My current readers wont’ be surprised that it is the separation of church and state and standing against the harm that religions do. And it isn’t just Christianity, but that’s what I’m most familiar with.
I’m a former Christian, Presbyterian version, and now an atheist. In my journey, I’ve studied a lot of religions, and their sects. I’ve read the bible, the qu’ran, etc.
I’ve seen friends tormented because of the lies of Christianity, with its bullshit that some god only wants you to love the “right” people, that some god only approves of certain behavior, that some god will condemn you to eternal torture if you don’t do things “right”.
I’ve seen people sure that they are broken or wrong because of the victim blaming that is part and parcel of most religions, excuses invented because this god does nothing at all. It isn’t anyone’s fault that it does nothing. It is imaginary.
Religion is a bane of humans. It is the delusion that some magical being agrees with certain humans, and that they are somehow better than everyone else, the “chosen”. Alas, they can’t even agree among themselves what their various gods want.
Religions have gotten away with far too much under the guise of being “good” and it’s time to stand up to them, showing just how false they are. They deserve no respect, only acknowledgement and to be exposed for what they are: human fantasies, often sadistic ones.
I think I’m a day or so off on the challenge. Oh well.
Start with a good night’s sleep. Sometimes that is a problem. If I don’t have a snack before I go to bed, my blood sugar drops in the middle of the night and I wake up from nightmares. Then it takes forever to fall asleep again.
If I wake up after a nice night’s sleep, then I would wander downstairs to feed the dark legion their bit of wet cat food, and get myself a cup of coffee. Preferably a dark roast with fresh cream, no sugar. I would then go back upstairs to our den and spend a couple of hours looking at the news from around the world and tearing apart nitwits about their lies regarding religion and politics. (I guess that the ideal day would mean that these idiots didn’t find it necessary to bother others with their imaginary friend, so I’d do more reading, art and chatting, but I found this too much to ask for). Interspersed with that would be chatting with my spouse about all sorts of things, from science, to gaming, to the nitwits I’m nattering at.

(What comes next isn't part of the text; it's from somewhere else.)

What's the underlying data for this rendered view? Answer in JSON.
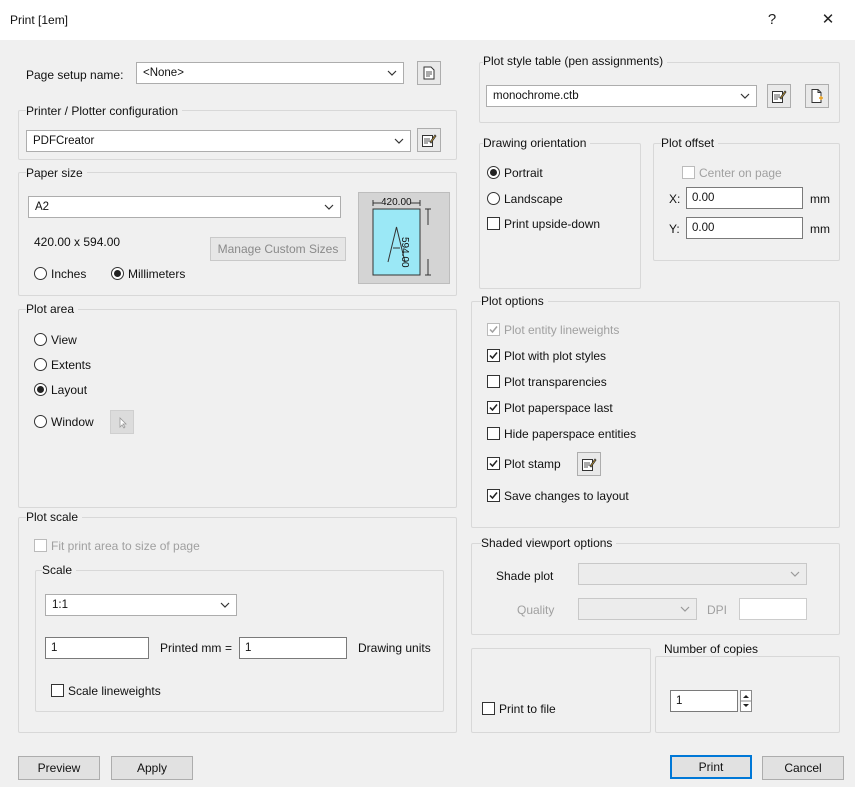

Lunch would be something tasty, often a sandwich or soup or both. I’m a texture fiend so I do love a good sandwich. I’d spend the afternoon reading or puttering at my art. I might also decide to cook something complicated or put in something to roast a good long while.
In the evening, there would be a tasty dinner, either take out or something we’ve made. There would be a bottle of wine or two. Then I’d go to sleep…. After a snack.
“What emoji(s) do you like to use?“
Smiles, laughter, and eyerolls. I find them useful to explain the emotions behind a comment that might not be taken in the intended way.